• [WHAT TO PRODUCE]:
Would you retype each record exactly as given?

• [Dataset records]:
---------------

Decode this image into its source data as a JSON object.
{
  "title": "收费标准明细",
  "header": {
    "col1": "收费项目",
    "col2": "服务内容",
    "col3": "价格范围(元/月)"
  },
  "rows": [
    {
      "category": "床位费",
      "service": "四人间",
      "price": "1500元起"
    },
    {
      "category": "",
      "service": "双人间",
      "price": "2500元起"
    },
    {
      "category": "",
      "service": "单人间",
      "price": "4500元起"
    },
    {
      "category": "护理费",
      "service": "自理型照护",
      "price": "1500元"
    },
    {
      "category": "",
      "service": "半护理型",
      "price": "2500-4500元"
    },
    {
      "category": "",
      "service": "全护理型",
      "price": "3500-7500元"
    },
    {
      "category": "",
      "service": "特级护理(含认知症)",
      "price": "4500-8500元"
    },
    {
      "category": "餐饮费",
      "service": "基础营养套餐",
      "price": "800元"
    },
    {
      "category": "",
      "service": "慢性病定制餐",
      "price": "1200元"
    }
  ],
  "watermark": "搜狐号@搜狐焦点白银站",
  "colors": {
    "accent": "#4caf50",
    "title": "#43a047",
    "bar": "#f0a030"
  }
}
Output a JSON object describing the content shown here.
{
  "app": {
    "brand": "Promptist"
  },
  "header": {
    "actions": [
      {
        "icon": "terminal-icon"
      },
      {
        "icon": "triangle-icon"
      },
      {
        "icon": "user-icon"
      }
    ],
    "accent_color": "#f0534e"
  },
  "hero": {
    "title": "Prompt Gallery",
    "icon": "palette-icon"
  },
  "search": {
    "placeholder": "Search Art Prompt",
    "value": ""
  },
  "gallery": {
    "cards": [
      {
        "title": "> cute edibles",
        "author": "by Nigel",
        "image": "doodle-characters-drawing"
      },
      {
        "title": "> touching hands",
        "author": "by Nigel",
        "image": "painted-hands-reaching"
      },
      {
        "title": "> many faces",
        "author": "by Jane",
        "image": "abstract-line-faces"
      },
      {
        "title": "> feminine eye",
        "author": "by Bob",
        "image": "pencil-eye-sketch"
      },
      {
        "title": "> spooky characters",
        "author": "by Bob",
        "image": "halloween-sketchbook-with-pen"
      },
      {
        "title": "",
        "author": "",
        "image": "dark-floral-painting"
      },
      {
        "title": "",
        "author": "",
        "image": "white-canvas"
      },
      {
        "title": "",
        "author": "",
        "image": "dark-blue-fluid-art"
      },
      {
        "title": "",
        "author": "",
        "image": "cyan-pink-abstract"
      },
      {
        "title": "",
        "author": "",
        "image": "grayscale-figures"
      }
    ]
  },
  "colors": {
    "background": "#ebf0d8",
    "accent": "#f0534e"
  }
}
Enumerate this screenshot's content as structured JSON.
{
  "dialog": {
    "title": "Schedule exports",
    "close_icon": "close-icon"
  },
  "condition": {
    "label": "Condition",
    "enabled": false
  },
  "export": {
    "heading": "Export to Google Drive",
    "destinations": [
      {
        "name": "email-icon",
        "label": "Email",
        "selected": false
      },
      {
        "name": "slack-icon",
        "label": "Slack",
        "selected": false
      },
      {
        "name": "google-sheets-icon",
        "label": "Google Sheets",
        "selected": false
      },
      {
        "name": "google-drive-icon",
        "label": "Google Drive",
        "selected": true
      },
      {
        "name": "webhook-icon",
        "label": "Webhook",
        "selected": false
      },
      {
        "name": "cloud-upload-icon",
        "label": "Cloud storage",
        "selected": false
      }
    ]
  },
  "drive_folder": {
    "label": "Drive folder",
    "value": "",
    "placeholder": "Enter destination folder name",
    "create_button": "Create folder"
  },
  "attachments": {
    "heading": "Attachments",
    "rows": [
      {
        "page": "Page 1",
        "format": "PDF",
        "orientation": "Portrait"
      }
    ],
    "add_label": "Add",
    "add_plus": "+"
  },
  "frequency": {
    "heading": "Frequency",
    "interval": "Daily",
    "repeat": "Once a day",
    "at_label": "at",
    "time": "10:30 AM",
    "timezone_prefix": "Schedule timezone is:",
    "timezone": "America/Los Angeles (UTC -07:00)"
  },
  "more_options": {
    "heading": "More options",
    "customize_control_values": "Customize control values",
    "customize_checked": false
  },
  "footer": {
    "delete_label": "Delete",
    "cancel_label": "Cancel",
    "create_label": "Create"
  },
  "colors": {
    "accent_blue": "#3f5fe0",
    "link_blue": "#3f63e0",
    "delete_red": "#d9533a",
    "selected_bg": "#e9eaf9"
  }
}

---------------

• [OUTPUT]:
Decode this image into its source data as a JSON object.
{
  "title": "收费标准明细",
  "header": {
    "col1": "收费项目",
    "col2": "服务内容",
    "col3": "价格范围(元/月)"
  },
  "rows": [
    {
      "category": "床位费",
      "service": "四人间",
      "price": "1500元起"
    },
    {
      "category": "",
      "service": "双人间",
      "price": "2500元起"
    },
    {
      "category": "",
      "service": "单人间",
      "price": "4500元起"
    },
    {
      "category": "护理费",
      "service": "自理型照护",
      "price": "1500元"
    },
    {
      "category": "",
      "service": "半护理型",
      "price": "2500-4500元"
    },
    {
      "category": "",
      "service": "全护理型",
      "price": "3500-7500元"
    },
    {
      "category": "",
      "service": "特级护理(含认知症)",
      "price": "4500-8500元"
    },
    {
      "category": "餐饮费",
      "service": "基础营养套餐",
      "price": "800元"
    },
    {
      "category": "",
      "service": "慢性病定制餐",
      "price": "1200元"
    }
  ],
  "watermark": "搜狐号@搜狐焦点白银站",
  "colors": {
    "accent": "#4caf50",
    "title": "#43a047",
    "bar": "#f0a030"
  }
}
Output a JSON object describing the content shown here.
{
  "app": {
    "brand": "Promptist"
  },
  "header": {
    "actions": [
      {
        "icon": "terminal-icon"
      },
      {
        "icon": "triangle-icon"
      },
      {
        "icon": "user-icon"
      }
    ],
    "accent_color": "#f0534e"
  },
  "hero": {
    "title": "Prompt Gallery",
    "icon": "palette-icon"
  },
  "search": {
    "placeholder": "Search Art Prompt",
    "value": ""
  },
  "gallery": {
    "cards": [
      {
        "title": "> cute edibles",
        "author": "by Nigel",
        "image": "doodle-characters-drawing"
      },
      {
        "title": "> touching hands",
        "author": "by Nigel",
        "image": "painted-hands-reaching"
      },
      {
        "title": "> many faces",
        "author": "by Jane",
        "image": "abstract-line-faces"
      },
      {
        "title": "> feminine eye",
        "author": "by Bob",
        "image": "pencil-eye-sketch"
      },
      {
        "title": "> spooky characters",
        "author": "by Bob",
        "image": "halloween-sketchbook-with-pen"
      },
      {
        "title": "",
        "author": "",
        "image": "dark-floral-painting"
      },
      {
        "title": "",
        "author": "",
        "image": "white-canvas"
      },
      {
        "title": "",
        "author": "",
        "image": "dark-blue-fluid-art"
      },
      {
        "title": "",
        "author": "",
        "image": "cyan-pink-abstract"
      },
      {
        "title": "",
        "author": "",
        "image": "grayscale-figures"
      }
    ]
  },
  "colors": {
    "background": "#ebf0d8",
    "accent": "#f0534e"
  }
}
Enumerate this screenshot's content as structured JSON.
{
  "dialog": {
    "title": "Schedule exports",
    "close_icon": "close-icon"
  },
  "condition": {
    "label": "Condition",
    "enabled": false
  },
  "export": {
    "heading": "Export to Google Drive",
    "destinations": [
      {
        "name": "email-icon",
        "label": "Email",
        "selected": false
      },
      {
        "name": "slack-icon",
        "label": "Slack",
        "selected": false
      },
      {
        "name": "google-sheets-icon",
        "label": "Google Sheets",
        "selected": false
      },
      {
        "name": "google-drive-icon",
        "label": "Google Drive",
        "selected": true
      },
      {
        "name": "webhook-icon",
        "label": "Webhook",
        "selected": false
      },
      {
        "name": "cloud-upload-icon",
        "label": "Cloud storage",
        "selected": false
      }
    ]
  },
  "drive_folder": {
    "label": "Drive folder",
    "value": "",
    "placeholder": "Enter destination folder name",
    "create_button": "Create folder"
  },
  "attachments": {
    "heading": "Attachments",
    "rows": [
      {
        "page": "Page 1",
        "format": "PDF",
        "orientation": "Portrait"
      }
    ],
    "add_label": "Add",
    "add_plus": "+"
  },
  "frequency": {
    "heading": "Frequency",
    "interval": "Daily",
    "repeat": "Once a day",
    "at_label": "at",
    "time": "10:30 AM",
    "timezone_prefix": "Schedule timezone is:",
    "timezone": "America/Los Angeles (UTC -07:00)"
  },
  "more_options": {
    "heading": "More options",
    "customize_control_values": "Customize control values",
    "customize_checked": false
  },
  "footer": {
    "delete_label": "Delete",
    "cancel_label": "Cancel",
    "create_label": "Create"
  },
  "colors": {
    "accent_blue": "#3f5fe0",
    "link_blue": "#3f63e0",
    "delete_red": "#d9533a",
    "selected_bg": "#e9eaf9"
  }
}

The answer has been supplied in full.